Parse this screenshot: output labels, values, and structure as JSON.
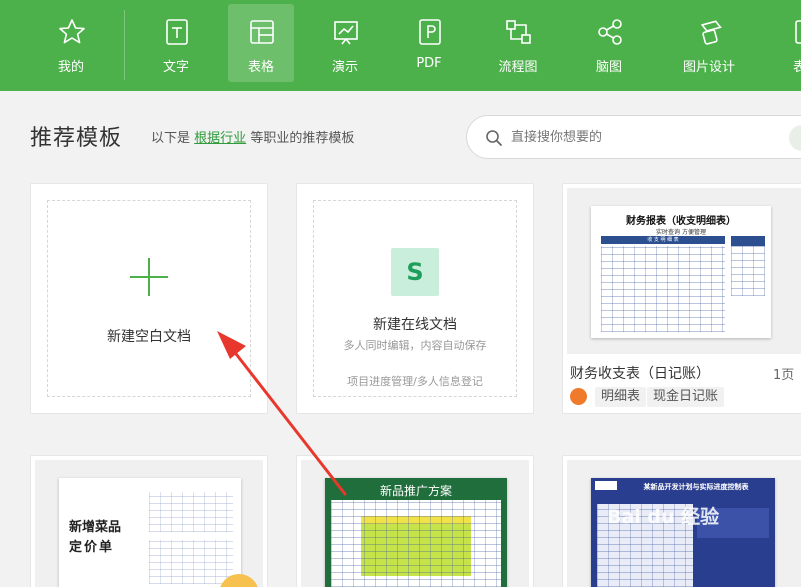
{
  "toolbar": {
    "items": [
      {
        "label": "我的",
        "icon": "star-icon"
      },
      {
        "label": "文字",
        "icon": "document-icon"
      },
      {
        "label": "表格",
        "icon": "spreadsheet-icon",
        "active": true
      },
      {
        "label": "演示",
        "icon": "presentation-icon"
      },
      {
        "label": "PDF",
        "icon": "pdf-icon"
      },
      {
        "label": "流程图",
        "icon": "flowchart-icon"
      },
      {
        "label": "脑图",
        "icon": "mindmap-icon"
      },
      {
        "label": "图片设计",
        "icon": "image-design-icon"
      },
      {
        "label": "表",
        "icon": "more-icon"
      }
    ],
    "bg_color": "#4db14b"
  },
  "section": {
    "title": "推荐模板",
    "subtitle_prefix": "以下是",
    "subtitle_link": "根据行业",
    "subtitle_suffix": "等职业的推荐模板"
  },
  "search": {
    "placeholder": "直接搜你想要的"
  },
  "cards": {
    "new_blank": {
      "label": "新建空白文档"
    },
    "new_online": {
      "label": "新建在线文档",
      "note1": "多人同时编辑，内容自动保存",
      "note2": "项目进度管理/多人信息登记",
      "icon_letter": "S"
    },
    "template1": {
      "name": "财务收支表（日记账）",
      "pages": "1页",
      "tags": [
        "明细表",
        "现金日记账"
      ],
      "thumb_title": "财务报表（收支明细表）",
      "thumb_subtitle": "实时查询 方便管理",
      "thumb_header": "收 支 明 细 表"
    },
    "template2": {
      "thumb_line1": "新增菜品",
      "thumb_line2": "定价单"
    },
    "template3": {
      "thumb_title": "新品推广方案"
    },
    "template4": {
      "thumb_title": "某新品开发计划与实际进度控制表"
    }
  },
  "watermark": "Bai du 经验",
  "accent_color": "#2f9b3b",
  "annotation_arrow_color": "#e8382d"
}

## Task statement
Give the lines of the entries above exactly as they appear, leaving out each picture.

## Solution to this task
Parse this screenshot: output labels, values, and structure as JSON.
{
  "toolbar": {
    "items": [
      {
        "label": "我的",
        "icon": "star-icon"
      },
      {
        "label": "文字",
        "icon": "document-icon"
      },
      {
        "label": "表格",
        "icon": "spreadsheet-icon",
        "active": true
      },
      {
        "label": "演示",
        "icon": "presentation-icon"
      },
      {
        "label": "PDF",
        "icon": "pdf-icon"
      },
      {
        "label": "流程图",
        "icon": "flowchart-icon"
      },
      {
        "label": "脑图",
        "icon": "mindmap-icon"
      },
      {
        "label": "图片设计",
        "icon": "image-design-icon"
      },
      {
        "label": "表",
        "icon": "more-icon"
      }
    ],
    "bg_color": "#4db14b"
  },
  "section": {
    "title": "推荐模板",
    "subtitle_prefix": "以下是",
    "subtitle_link": "根据行业",
    "subtitle_suffix": "等职业的推荐模板"
  },
  "search": {
    "placeholder": "直接搜你想要的"
  },
  "cards": {
    "new_blank": {
      "label": "新建空白文档"
    },
    "new_online": {
      "label": "新建在线文档",
      "note1": "多人同时编辑，内容自动保存",
      "note2": "项目进度管理/多人信息登记",
      "icon_letter": "S"
    },
    "template1": {
      "name": "财务收支表（日记账）",
      "pages": "1页",
      "tags": [
        "明细表",
        "现金日记账"
      ],
      "thumb_title": "财务报表（收支明细表）",
      "thumb_subtitle": "实时查询 方便管理",
      "thumb_header": "收 支 明 细 表"
    },
    "template2": {
      "thumb_line1": "新增菜品",
      "thumb_line2": "定价单"
    },
    "template3": {
      "thumb_title": "新品推广方案"
    },
    "template4": {
      "thumb_title": "某新品开发计划与实际进度控制表"
    }
  },
  "watermark": "Bai du 经验",
  "accent_color": "#2f9b3b",
  "annotation_arrow_color": "#e8382d"
}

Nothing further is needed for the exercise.